→ **TASK BRIEF**
Give the entries again exactly, every one of them.

→ **MATERIAL SHOWN**

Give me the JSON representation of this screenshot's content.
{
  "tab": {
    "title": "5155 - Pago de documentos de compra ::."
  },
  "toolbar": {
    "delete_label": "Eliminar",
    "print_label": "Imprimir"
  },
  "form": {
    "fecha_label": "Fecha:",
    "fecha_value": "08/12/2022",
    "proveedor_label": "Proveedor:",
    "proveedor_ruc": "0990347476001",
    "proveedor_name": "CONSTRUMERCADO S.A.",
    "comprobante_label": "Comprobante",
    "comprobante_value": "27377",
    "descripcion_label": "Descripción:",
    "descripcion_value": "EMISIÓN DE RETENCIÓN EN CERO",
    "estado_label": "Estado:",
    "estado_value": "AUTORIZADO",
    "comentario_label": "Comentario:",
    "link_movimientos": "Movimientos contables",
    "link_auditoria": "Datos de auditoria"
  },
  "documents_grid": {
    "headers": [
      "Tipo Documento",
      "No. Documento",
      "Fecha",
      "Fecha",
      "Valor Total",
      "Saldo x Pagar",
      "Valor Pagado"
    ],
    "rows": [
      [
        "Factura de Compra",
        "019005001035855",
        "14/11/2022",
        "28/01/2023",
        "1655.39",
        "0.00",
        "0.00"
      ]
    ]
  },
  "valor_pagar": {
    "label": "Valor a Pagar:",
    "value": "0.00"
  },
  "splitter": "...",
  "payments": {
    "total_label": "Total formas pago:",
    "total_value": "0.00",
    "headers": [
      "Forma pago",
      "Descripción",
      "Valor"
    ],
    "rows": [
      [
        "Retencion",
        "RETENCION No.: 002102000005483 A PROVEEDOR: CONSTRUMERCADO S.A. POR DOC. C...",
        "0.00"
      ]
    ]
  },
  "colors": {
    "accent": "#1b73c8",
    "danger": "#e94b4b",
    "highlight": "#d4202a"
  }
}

→ **EXERCISE OUTPUT**
Give me the JSON representation of this screenshot's content.
{
  "tab": {
    "title": "5155 - Pago de documentos de compra ::."
  },
  "toolbar": {
    "delete_label": "Eliminar",
    "print_label": "Imprimir"
  },
  "form": {
    "fecha_label": "Fecha:",
    "fecha_value": "08/12/2022",
    "proveedor_label": "Proveedor:",
    "proveedor_ruc": "0990347476001",
    "proveedor_name": "CONSTRUMERCADO S.A.",
    "comprobante_label": "Comprobante",
    "comprobante_value": "27377",
    "descripcion_label": "Descripción:",
    "descripcion_value": "EMISIÓN DE RETENCIÓN EN CERO",
    "estado_label": "Estado:",
    "estado_value": "AUTORIZADO",
    "comentario_label": "Comentario:",
    "link_movimientos": "Movimientos contables",
    "link_auditoria": "Datos de auditoria"
  },
  "documents_grid": {
    "headers": [
      "Tipo Documento",
      "No. Documento",
      "Fecha",
      "Fecha",
      "Valor Total",
      "Saldo x Pagar",
      "Valor Pagado"
    ],
    "rows": [
      [
        "Factura de Compra",
        "019005001035855",
        "14/11/2022",
        "28/01/2023",
        "1655.39",
        "0.00",
        "0.00"
      ]
    ]
  },
  "valor_pagar": {
    "label": "Valor a Pagar:",
    "value": "0.00"
  },
  "splitter": "...",
  "payments": {
    "total_label": "Total formas pago:",
    "total_value": "0.00",
    "headers": [
      "Forma pago",
      "Descripción",
      "Valor"
    ],
    "rows": [
      [
        "Retencion",
        "RETENCION No.: 002102000005483 A PROVEEDOR: CONSTRUMERCADO S.A. POR DOC. C...",
        "0.00"
      ]
    ]
  },
  "colors": {
    "accent": "#1b73c8",
    "danger": "#e94b4b",
    "highlight": "#d4202a"
  }
}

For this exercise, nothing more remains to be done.